Sample collections are performed pre-employment, and employment is contingent upon drug-free lab results. Other drug testing sample collections are conducted at the time of return to work after a leave that is greater than 6 months; under reasonable suspicion (such as abnormal speech or gait, or inappropriate conduct); after an on-the-job incident involving unsafe practices or causing significant damage; if deliberate disregard or negligence results in a violation of security requirements that is determined to have caused, or could have caused the loss or compromise of classified material;  and under random sampling.  For random testing, names will be selected by a computer program and supplied by Penn State Occupational Medicine on a random basis throughout the year. When notified of a random test, employees are required to report to the designated collection site no later than two hours after notification.

Employees who have a positive drug test result will be regarded as non-compliant with this program. Refusal to participate in testing shall be interpreted as a confirmed positive drug test result. Employees whose participation results in a drug test that is positive may request, at his or her expense, independent testing of the same sample by a laboratory that meets the requirements of the Commonwealth of Pennsylvania substance abuse testing.

Employees who are non-compliant with the program will be subject to disciplinary action up to and including discharge. Dependent upon the appropriate disciplinary action decision, the employee may also be required to submit to an evaluation by a Penn State Substance Abuse Professional (SAP). Non-compliant employees that hold a government security clearance will be required to report an adverse information report to the Defense Security Services, and this may result in a change to their ability to hold a clearance.  Non-compliant wage payroll employees will be subject to termination.

An employee who admits to illicit drug use and wishes to seek treatment and rehabilitation, in advance of a request to submit to a drug test, can contact the Laboratory Human Resources Management and/or Laboratory Facility Security Officer. The Laboratory, in concert with the Penn State Substance Abuse Professional (SAP), will evaluate the situation and make recommendations for treatment and rehabilitation programs. The employee will be required to successfully complete the recommended program suggested by the SAP, test negative to a drug test, as well as agree to accelerated random testing before the Laboratory will permit the employee to return to work.
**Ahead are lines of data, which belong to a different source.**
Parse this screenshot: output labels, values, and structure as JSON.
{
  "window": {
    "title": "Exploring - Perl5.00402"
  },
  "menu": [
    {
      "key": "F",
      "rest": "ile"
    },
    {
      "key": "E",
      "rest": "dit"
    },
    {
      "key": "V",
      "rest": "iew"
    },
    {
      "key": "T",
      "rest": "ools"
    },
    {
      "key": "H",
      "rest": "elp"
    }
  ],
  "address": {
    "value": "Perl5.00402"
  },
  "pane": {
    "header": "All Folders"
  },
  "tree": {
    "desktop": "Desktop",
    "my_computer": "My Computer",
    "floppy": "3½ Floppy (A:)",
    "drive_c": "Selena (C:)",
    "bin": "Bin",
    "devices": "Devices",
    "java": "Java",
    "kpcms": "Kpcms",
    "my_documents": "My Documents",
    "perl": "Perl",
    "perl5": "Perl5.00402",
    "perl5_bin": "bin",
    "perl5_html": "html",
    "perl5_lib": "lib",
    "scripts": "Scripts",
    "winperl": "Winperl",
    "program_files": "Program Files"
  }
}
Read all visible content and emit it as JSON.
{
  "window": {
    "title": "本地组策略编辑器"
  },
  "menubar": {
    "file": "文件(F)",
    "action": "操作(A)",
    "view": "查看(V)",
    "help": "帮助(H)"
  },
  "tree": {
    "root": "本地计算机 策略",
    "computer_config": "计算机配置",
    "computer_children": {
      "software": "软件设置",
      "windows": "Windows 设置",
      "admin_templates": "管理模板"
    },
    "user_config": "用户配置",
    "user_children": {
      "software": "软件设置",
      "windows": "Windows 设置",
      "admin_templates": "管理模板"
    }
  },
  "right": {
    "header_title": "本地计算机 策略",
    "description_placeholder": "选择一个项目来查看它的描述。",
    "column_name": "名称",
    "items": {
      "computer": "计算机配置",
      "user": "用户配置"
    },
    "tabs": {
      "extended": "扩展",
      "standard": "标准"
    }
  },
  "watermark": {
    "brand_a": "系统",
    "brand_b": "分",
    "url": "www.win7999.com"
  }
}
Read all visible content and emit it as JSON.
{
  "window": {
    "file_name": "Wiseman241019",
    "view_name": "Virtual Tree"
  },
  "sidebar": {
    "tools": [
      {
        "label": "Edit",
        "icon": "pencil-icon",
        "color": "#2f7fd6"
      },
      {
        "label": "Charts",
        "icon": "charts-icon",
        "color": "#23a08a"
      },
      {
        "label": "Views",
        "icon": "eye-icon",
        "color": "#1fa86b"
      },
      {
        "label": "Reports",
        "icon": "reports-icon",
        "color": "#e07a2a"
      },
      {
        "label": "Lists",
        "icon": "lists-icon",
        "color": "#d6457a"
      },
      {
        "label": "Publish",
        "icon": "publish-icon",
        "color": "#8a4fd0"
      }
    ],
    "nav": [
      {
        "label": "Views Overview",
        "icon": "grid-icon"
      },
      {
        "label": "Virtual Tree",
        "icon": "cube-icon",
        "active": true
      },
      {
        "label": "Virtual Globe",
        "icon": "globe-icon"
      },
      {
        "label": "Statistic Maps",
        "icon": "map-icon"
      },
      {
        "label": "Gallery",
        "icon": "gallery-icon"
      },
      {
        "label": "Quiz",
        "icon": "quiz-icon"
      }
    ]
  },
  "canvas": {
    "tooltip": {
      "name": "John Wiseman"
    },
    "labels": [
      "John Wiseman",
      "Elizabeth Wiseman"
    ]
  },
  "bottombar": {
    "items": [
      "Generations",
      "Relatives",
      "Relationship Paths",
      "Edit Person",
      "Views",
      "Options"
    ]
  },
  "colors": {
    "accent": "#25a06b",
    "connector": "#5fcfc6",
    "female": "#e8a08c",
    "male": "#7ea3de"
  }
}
The enhanced Laboratory drug testing program became effective July 1, 2016 and was implemented in compliance with DFARS 252.223-7004, Drug-Free Work Force, which permits the Laboratory to work on federal contracts, and with Penn State Policy AD33, A Drug-Free Workplace.  The program seeks to maintain a drug-free work place that facilitates the ability of Laboratory employees to more effectively perform research in an academic environment and to protect national security interests in the conduct of that research.


  • Ali Borhan
  • Yohchia Frank Chen
  • Alison Franklin
  • Andrew Geller
  • John Hanold
  • Michael Hickner
  • Kathleen Hodgdon
  • Janet Hughes
  • Ronald Huss
  • Andrey Krasilnikov
  • Derek Kreager
  • Todd LaJeunesse
  • Joshua Lambert
  • George Moldovan
  • Sudarshan Nelatury
  • Rogerio Neves, Vice-Chair
  • Azita Ranjbar
  • Andrew Schulz, Chair
  • Neil Sharkey
  • Alok Sinha
  • Mort Webster
  • Candice Yekel